In a corner of the living room an 18th century English grandfather clock is flanked by a pair of Italian oil-on-wood landscapes and a set of Austrian plates.
Oversized blue-and-white Chinese ginger jars make a statement atop the living room windowsills.
So what do you do at the weekends now?

Rod: Er … watch old horse films.

Dick: We love to drive.

Rod: Dick and I are famous for: “What do you want to do?” – “I don’t know.” And that can go on for ... but now I don’t even ask him. I just make make plans.

Do you have a drink in the evenings?


Dick: If I don’t get my vodka martini at 5:30, I get very grumpy.

Do you watch TV at all?

Rod: Even though there’s nothing on, yeah, we do--and we actually have dinner on trays in front of the TV.

Dick: We do. We watch the six o’clock news. We watch Jeopardy at seven.
Rod and Dick’s ‘important’ European art collection fills the walls of the living room. A red lacquer Italian table gives a modern lift to the traditional design scheme.
A two-tiered crystal chandelier purchased in London hangs above the mahogany dining table.
A collection of Waterford paperweights of American presidents were given to Dick as birthday presents from his mother. The Billboard ‘creation’ was a party favor from Mary Lou Whitney’s annual Saratoga party.
Silver framed photos of family and friends, including Mary Lou Whitney and Gloria Vanderbilt fill a living room side tables.
Cut crystal objects and decanters cover the red lacquer coffee table.
Looking across the living room into a corner of the dining area.
If you had to pick a single quality in each other that you most admire and respect, what would it be?

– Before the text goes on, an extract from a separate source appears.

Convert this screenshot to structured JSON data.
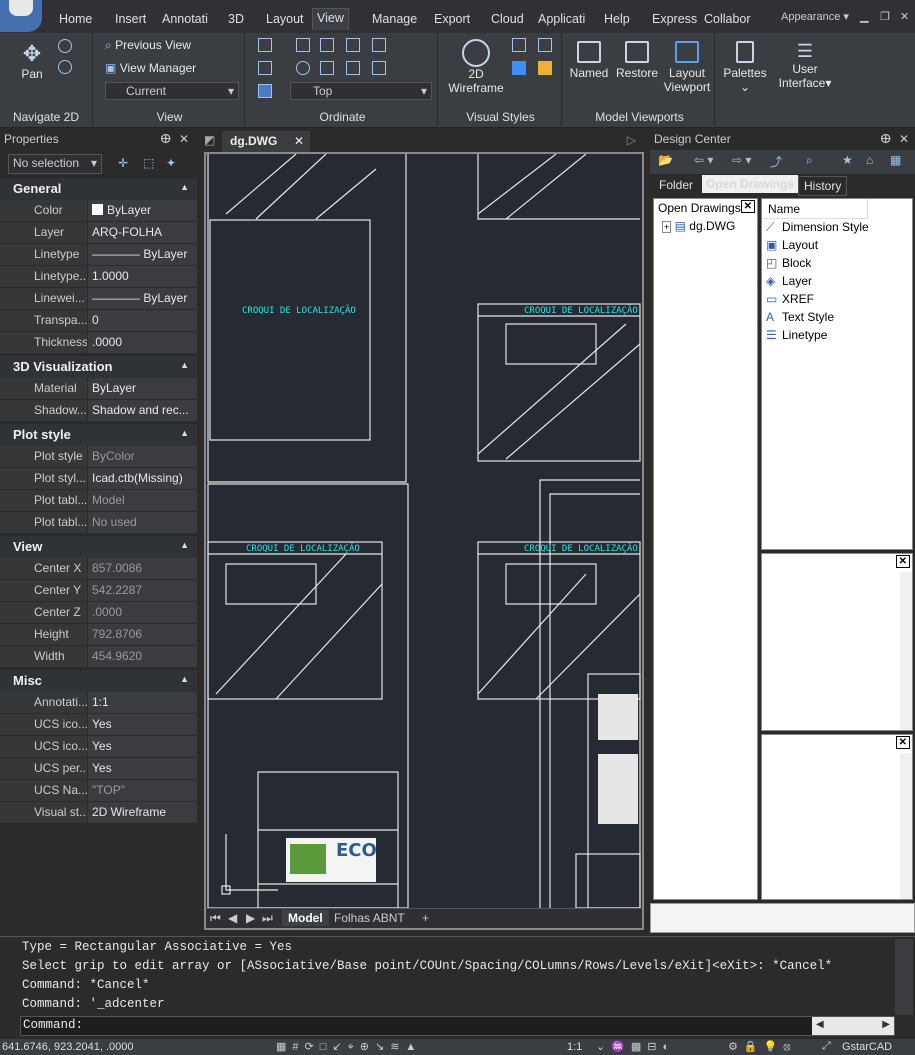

Dick: About him? I totally respect his fineness and integrity. He’s really a fine person. He stands for everything I love.

Rod: I love the fact that Dick Ridge is always Dick Ridge. He’s the same person, never different, not like Jekyll and Hyde. He wakes up as Dick Ridge and goes to bed as Dick Ridge. You always know what to expect.

Dick: I’m not boring though! [laughs]

Rod: I didn’t say that. We’re together seven days a week, twenty-four hours a day. We’re never, ever apart.
• Sian Ballen & Lesley Hauge
• Photographs by Jeff Hirsch